character," and the early simplicity of Tridentine art was lost beneath baroque "overornamentation." (21)
The usual answer is a self-righteous, "Because they need to know." I won't argue against the value of knowledge; I, too, wish more Americans were a bit worldlier
, for lack of a better word.
Although Beerbohm deeply admired Rossetti, his caricature of 'Rossetti in his Worldlier
days' shows his idol leaving the bohemian Arundel Club in company with the notoriously hard-drinking journalist George Augustus Sala.
Nevertheless, the filmmakers of Hoosiers, working with the hindsight of the civil rights movement and ostensibly worldlier
than the boys from Milan, attempted to render invisible the racial context of black basketball in Indiana.
When a young boy says in perplexity that the French have no grounds for bringing charges against Jeanne and no reason to put her on trial, the worldlier
By 1895 his attention had turned to a much worldlier
Montmartre of top hats and fancy dresses.
As chefs and artists traveled and became worldlier
, interest in this frozen art form became more commonplace.
In other words, our poetry has become worldlier
. Also, literary theory has had a big influence in the past decade.
Pressing the issue could create the impression that you are worldlier
than he is.
(20) Rushdie's novel contains only one character belonging to the social fraction interested in questions like those that the International Parliament addresses--Saladin's upper-class, liberal wife, Pamela, whom he finally leaves for a worldlier
Indian woman, Zeeny Vakil, an intellectual and author of a book on the 'confining myth of authenticity'.
With the assistance of much worldlier

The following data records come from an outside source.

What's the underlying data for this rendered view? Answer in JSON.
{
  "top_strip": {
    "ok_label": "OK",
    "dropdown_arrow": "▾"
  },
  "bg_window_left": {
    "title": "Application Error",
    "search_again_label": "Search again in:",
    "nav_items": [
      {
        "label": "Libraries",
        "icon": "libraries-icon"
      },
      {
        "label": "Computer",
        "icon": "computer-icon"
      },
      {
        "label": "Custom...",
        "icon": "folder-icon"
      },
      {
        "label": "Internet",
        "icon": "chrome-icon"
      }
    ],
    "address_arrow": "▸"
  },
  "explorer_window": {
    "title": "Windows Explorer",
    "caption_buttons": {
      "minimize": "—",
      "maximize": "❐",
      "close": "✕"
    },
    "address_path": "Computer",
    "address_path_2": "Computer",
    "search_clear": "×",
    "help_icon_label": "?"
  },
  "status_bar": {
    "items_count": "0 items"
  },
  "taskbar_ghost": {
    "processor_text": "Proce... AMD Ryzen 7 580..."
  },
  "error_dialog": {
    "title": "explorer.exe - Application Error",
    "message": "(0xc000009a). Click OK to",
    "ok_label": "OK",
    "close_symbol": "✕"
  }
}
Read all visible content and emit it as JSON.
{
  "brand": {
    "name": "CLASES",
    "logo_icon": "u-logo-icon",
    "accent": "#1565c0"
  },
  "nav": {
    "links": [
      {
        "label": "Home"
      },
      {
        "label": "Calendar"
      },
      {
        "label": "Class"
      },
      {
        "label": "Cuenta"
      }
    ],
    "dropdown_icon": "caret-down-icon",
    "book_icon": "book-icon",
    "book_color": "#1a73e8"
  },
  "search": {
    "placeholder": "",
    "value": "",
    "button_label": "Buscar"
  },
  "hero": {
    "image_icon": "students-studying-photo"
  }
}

-- some might say "feminist" -- Kurdish women such as Leila, a lawyer, who has lived for some years in Europe, Mina learns that to be happy a woman has to be independent: she has to take care of her body and her clothes (and to get rid of the ugly gold tooth that disfigures her smile), to learn the language of the country she lives in, and to find a job.
If we turn from Sullivan's scholastic exercises back to Urvashi Vaid's book, we find that her arguments are much messier, much worldlier
, and much livelier.